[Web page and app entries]

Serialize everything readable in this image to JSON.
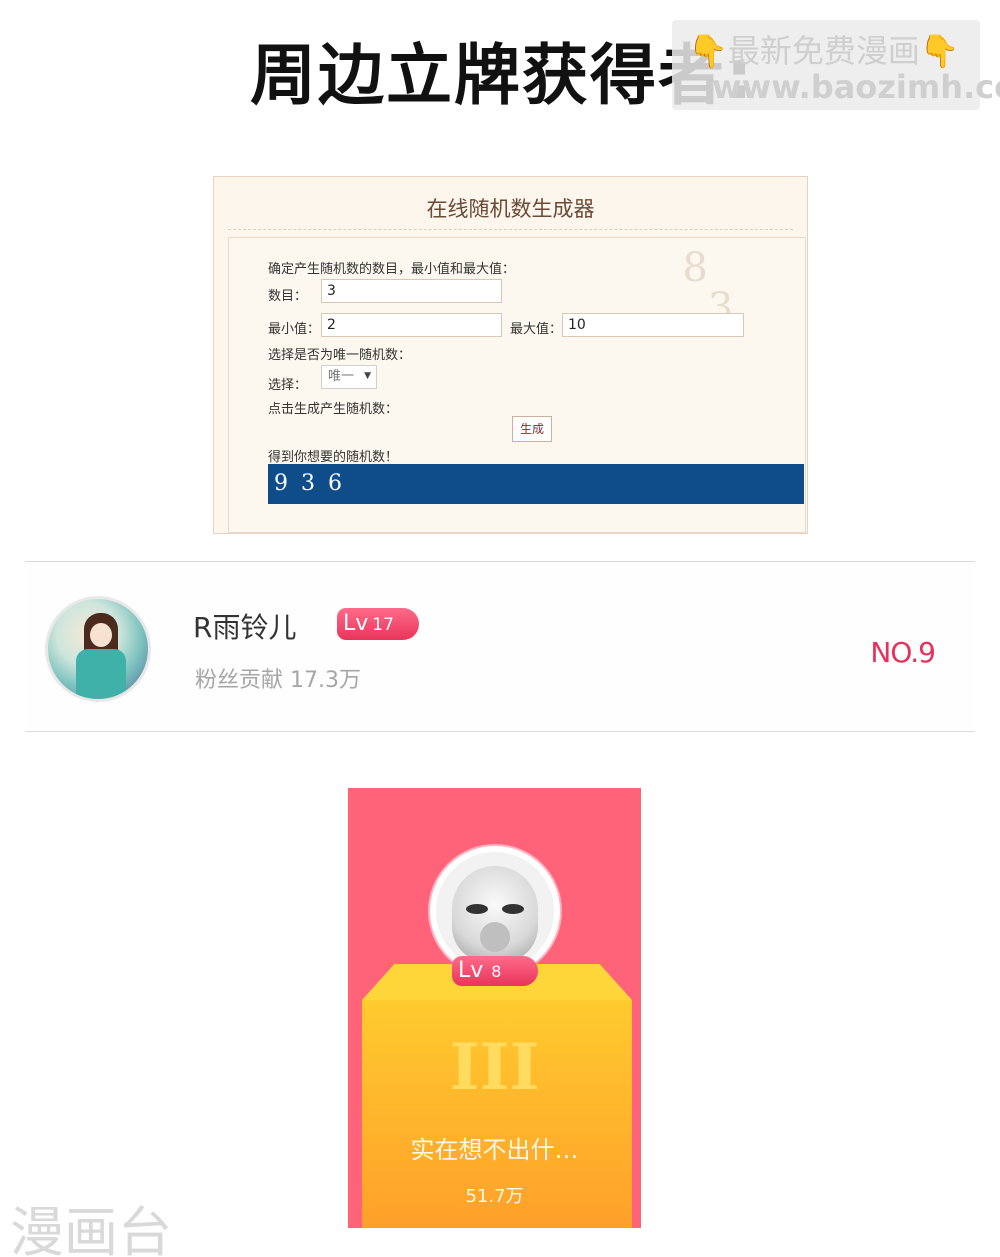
{
  "header": {
    "title": "周边立牌获得者:",
    "watermark_line1": "最新免费漫画",
    "watermark_hand": "👇",
    "watermark_line2": "www.baozimh.com"
  },
  "generator": {
    "title": "在线随机数生成器",
    "instruction": "确定产生随机数的数目，最小值和最大值：",
    "count_label": "数目：",
    "count_value": "3",
    "min_label": "最小值：",
    "min_value": "2",
    "max_label": "最大值：",
    "max_value": "10",
    "unique_prompt": "选择是否为唯一随机数：",
    "select_label": "选择：",
    "select_value": "唯一",
    "generate_prompt": "点击生成产生随机数：",
    "generate_button": "生成",
    "result_label": "得到你想要的随机数！",
    "result_value": "9 3 6"
  },
  "fan": {
    "name": "R雨铃儿",
    "level_prefix": "Lv",
    "level": "17",
    "contribution": "粉丝贡献 17.3万",
    "rank": "NO.9"
  },
  "card": {
    "level_prefix": "Lv",
    "level": "8",
    "rank_numeral": "III",
    "name": "实在想不出什…",
    "score": "51.7万"
  },
  "footer": {
    "watermark": "漫画台"
  }
}
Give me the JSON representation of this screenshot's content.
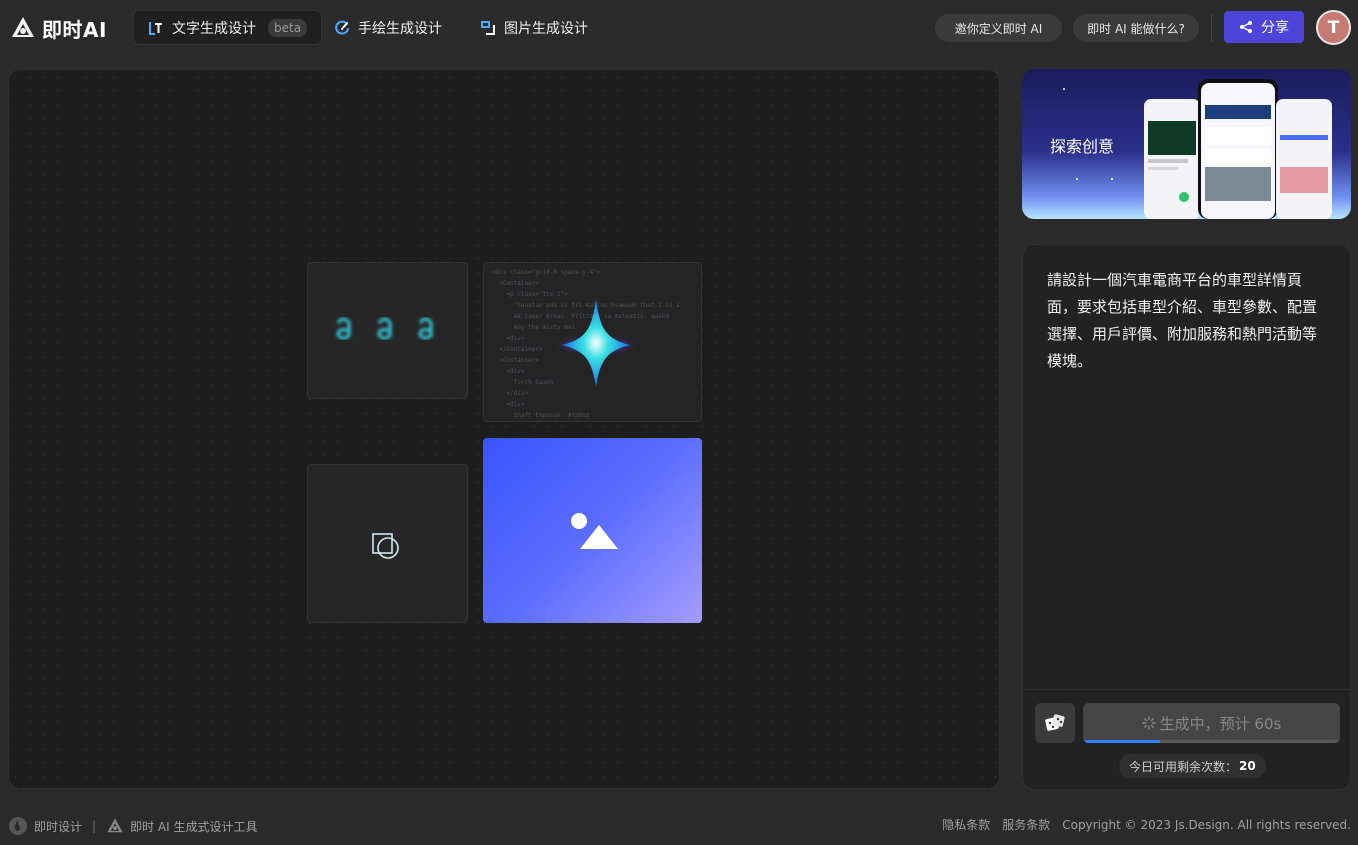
{
  "header": {
    "logo_text": "即时AI",
    "tabs": [
      {
        "label": "文字生成设计",
        "badge": "beta",
        "icon": "text-gen-icon"
      },
      {
        "label": "手绘生成设计",
        "icon": "sketch-gen-icon"
      },
      {
        "label": "图片生成设计",
        "icon": "image-gen-icon"
      }
    ],
    "invite_label": "邀你定义即时 AI",
    "about_label": "即时 AI 能做什么?",
    "share_label": "分享",
    "avatar_letter": "T"
  },
  "canvas": {
    "code_snippet": "<div class=\"grid-0 space-y-4\">\n  <Container>\n    <p class=\"ttx-2\">\n      \"Sanatan pde si tri-Kalinu hsawuuh that I is s\n      ak tamer broan. Fritrams sa matwatio. aaakd\n      Any the mixty mxi\n    <div>\n  </Container>\n  <Container>\n    <div>\n      Torch Saxon\n    </div>\n    <div>\n      Shaft Exposun. Atpboz"
  },
  "banner": {
    "title": "探索创意"
  },
  "prompt": {
    "text": "請設計一個汽車電商平台的車型詳情頁面，要求包括車型介紹、車型參數、配置選擇、用戶評價、附加服務和熱門活動等模塊。",
    "generate_label": "生成中，预计 60s",
    "progress": 0.3,
    "quota_label": "今日可用剩余次数：",
    "quota_value": "20"
  },
  "footer": {
    "brand": "即时设计",
    "product": "即时 AI 生成式设计工具",
    "privacy": "隐私条款",
    "service": "服务条款",
    "copyright": "Copyright © 2023 Js.Design. All rights reserved."
  },
  "colors": {
    "accent": "#4d45d9",
    "progress": "#2f7fff",
    "avatar": "#c77a72"
  }
}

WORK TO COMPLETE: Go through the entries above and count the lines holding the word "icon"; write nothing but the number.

THE COMPLETED TASK: 3